Ian McEwan’s anti-Brexit satire is a damp squib

5 October 2019 9:00 am

Kafka wrote a novella, The Metamorphosis, about a man who finds himself transformed into a beetle. Now Ian McEwan has…

Where are Yeats, Eliot and Plath in a new survey of 20th-century poetry?

5 October 2019 9:00 am

Shelley famously and optimistically proclaimed that poets were the unacknowledged legislators of the world. Adorno famously and pessimistically declared that…

Jessie Burton’s The Confession is, frankly, a bit heavy-handed

5 October 2019 9:00 am

Jessie Burton is famous for her million-copy bestselling debut novel The Miniaturist, which she followed with The Muse. Now she’s…

Is the judiciary really so bad at judging character?

5 October 2019 9:00 am

When I had a cough last week, my son Joe,  who has autism, shouted at me and covered his ears.…

Visiting the world’s masterpieces is a quixotic undertaking

5 October 2019 9:00 am

From his base in London, Martin Gayford has spent much of his career as an art critic travelling. He has…

A frank description of dementia is a searing, suffocating read

5 October 2019 9:00 am

In Annie Ernaux’s The Years — her extraordinary act of collective autobiography —the ‘I’ disappears.
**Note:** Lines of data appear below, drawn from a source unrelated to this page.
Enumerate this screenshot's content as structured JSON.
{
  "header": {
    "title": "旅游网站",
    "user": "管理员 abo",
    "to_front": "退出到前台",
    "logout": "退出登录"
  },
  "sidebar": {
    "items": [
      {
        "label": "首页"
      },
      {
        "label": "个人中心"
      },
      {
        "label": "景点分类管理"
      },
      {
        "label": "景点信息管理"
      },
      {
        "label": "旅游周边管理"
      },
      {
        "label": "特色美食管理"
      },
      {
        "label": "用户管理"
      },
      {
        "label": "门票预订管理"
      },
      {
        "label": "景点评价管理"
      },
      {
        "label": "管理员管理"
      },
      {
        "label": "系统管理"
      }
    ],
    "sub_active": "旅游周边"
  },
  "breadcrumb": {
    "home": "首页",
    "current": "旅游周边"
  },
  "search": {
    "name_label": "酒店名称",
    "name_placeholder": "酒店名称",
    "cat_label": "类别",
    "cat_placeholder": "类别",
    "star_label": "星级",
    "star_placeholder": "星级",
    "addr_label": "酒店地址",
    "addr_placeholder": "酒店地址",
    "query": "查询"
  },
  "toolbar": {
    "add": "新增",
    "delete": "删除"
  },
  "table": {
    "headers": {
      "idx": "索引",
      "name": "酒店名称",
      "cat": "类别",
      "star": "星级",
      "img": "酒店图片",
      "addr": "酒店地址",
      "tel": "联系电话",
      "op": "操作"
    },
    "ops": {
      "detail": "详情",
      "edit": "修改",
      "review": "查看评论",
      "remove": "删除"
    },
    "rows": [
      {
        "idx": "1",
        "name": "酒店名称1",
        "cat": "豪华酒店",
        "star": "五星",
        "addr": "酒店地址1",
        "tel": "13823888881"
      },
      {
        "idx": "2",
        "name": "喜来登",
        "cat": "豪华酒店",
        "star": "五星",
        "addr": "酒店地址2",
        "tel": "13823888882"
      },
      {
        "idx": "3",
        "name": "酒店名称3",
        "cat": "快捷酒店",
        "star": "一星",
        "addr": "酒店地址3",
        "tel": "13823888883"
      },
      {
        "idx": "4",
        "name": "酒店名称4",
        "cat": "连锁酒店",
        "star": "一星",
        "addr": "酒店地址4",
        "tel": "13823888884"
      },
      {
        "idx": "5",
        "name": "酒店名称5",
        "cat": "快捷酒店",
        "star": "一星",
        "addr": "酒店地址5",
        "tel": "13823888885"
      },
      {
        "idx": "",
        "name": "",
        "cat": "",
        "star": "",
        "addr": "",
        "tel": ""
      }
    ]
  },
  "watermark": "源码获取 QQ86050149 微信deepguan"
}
Her memoir becomes the memoir…

A dog’s life is infinitely superior to our own — so let’s embrace it

5 October 2019 9:00 am

The Dominican friar Henry Suso was once carving Jesus’s name in his chest with a knife when he noticed a…

Ann Patchett’s The Dutch House is even better on second reading

5 October 2019 9:00 am

Having a saint in the family is dreadful, They’re often absent, either literally or emotionally, and because they’re always thinking…

A ménage à trois that worked: Ivan Turgenev and the Viardots

5 October 2019 9:00 am

If we still bemoan a world of mass tourism, the mid 19th century, Orlando Figes reminds us, is where it…

Round North Korea with Michael Palin in rose-tinted spectacles

5 October 2019 9:00 am

Michael Palin in North Korea, a two-part documentary in which the Python is given a tightly choreographed tour of that…

It’s easy to forget how undemocratic Europe was 50 years ago

5 October 2019 9:00 am

The subtitle of Simon Reid-Henry’s substantial work indicates its thesis: ‘The remaking of the West since the Cold War, 1971–2017.’…

As Lyra grows up, Philip Pullman’s materials grow darker

5 October 2019 9:00 am

Two years after Philip Pullman published La Belle Sauvage, the prequel to His Dark Materials trilogy, we have its long-awaited…

Why have the Swedes been incapable of finding Olof Palme’s murderer?

5 October 2019 9:00 am

Any Swede old enough to remember knows where they were when their prime minister Olof Palme was assassinated. On 28…

For millennials, pre-Thatcher Britain must seem another — quite mystifying — country

28 September 2019 9:00 am

No other political leader would have dared send the Task Force to the South Atlantic, says Charles Moore. But for Margaret Thatcher, daring and winning went together

Everything you always wanted to know about classical music but were afraid to ask

28 September 2019 9:00 am

Novelist, essayist, painter, poet, composer. Oh yes, and pianist: Stephen Hough does all of these things very well — and…